The method that will be used to create the wave functions will be based on the Fourier Transform. This procedure combines a variety of sine waves of different frequencies, magnitudes and offsets from the origin to replicate the original information.

The advantage of the wave functions is that the processing of the signal may become much easier.

The Fourier Transform processes continuous functions. Since the probability distributions are only defined for discrete meanings, we will be using the Discrete Fourier Transform (DFT).

The values that will be transformed by the DFT are the eight-dimensional probability distributions for the meaning of text. However, the mathematics of the Discrete Fourier Transform in multiple dimensions can quickly become complex.

The choice of the orthogonal composition unit tags provides a simplification to this issue.

The probability distributions are oriented along multiple different axes. Because the axes are orthogonal, however, the DFT for the complete set of probability distributions can be decomposed in distributions along different composition unit tag axes. The wave function resulting from each DFT will be oriented along the same tag axis as the original probability distribution.

The DFT’s of each specific probability distribution can then be combined to create an eight-dimensional DFT wave function representing the complete set of probabilities.

One observation that stands out from these probabilistic models is that the nonlinear equations that were developed for the relativity model of the meaning of text have now produced a set of probability distributions. We have moved away from problems dealing with curvature and nonlinearity.

These new probability distributions and wave functions can now be further processed in a linear manner. This allows the decomposition of a large and complex problem into separate components. Each of these component problems can be solved and then combined with other component solutions to build a solution to the original complex problem.


There are many similarities between the meaning of natural language text and Newtonian physics, relativity theory and quantum theory. Models were developed for the meaning of text that are analogous to the physics models.

The “Newtonian” model of meaning provided a simple aggregation of the individual meanings of text in a sentence. The relativity model of meaning recognized the more common nonlinearity of meaning and the curvature of the domain of the meaning of text.

The discrete probabilistic model of meaning integrated the concept of probability from quantum theory. This probabilistic approach recognized that a single meaning of text is often difficult to identify.

And finally, the probabilistic wave function model of meaning utilized the Discrete Fourier Transform to represent meaning as an eight-dimensional wave function. This format may create many opportunities for further processing of the meaning of text.
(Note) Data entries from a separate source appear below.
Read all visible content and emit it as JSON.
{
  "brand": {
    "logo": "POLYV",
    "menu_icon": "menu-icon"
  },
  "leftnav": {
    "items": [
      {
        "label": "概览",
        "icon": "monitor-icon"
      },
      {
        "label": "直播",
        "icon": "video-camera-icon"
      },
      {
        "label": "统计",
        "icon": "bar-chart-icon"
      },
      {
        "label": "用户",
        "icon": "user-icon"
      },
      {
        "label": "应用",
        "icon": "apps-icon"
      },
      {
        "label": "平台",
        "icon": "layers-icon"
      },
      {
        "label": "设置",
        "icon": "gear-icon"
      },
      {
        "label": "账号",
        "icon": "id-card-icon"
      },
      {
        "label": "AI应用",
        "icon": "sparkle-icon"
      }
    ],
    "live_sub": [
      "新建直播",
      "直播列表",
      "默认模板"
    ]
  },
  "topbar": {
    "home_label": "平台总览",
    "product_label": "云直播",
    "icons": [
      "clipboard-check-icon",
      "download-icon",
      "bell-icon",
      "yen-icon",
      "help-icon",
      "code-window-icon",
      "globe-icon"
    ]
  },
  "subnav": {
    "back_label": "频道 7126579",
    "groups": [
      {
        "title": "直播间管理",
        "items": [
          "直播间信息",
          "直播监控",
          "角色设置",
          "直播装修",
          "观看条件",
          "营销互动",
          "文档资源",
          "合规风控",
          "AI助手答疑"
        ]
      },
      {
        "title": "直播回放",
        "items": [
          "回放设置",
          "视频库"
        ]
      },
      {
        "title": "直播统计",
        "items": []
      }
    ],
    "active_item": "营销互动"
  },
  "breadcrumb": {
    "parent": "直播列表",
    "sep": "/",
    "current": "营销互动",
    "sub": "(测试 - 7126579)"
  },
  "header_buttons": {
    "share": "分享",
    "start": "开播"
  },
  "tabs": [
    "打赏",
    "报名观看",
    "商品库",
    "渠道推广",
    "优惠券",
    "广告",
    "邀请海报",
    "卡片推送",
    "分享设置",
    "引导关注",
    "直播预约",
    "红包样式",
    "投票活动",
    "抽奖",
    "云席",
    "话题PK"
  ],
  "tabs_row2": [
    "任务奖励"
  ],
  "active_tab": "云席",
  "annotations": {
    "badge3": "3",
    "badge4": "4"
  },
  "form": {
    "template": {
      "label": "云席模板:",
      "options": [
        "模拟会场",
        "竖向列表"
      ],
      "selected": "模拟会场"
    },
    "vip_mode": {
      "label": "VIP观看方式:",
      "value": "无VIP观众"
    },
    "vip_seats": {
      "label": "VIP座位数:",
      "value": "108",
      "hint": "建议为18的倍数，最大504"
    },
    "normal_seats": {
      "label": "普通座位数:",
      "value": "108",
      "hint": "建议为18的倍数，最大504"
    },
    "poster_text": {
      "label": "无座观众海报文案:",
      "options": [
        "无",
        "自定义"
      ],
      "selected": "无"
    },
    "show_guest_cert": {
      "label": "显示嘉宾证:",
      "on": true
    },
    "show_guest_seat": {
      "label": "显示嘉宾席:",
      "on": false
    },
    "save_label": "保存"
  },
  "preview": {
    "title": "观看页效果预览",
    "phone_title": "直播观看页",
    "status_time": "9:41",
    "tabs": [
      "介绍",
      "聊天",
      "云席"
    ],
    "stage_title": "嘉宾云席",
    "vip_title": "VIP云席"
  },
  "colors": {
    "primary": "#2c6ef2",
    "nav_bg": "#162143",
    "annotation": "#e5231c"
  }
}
This new processing may utilize methods developed for electronic communication systems.

The meaning of text has progressed from a linear model, to a nonlinear model, to a nonlinear probabilistic model that produced a linear eight-dimensional probability distribution.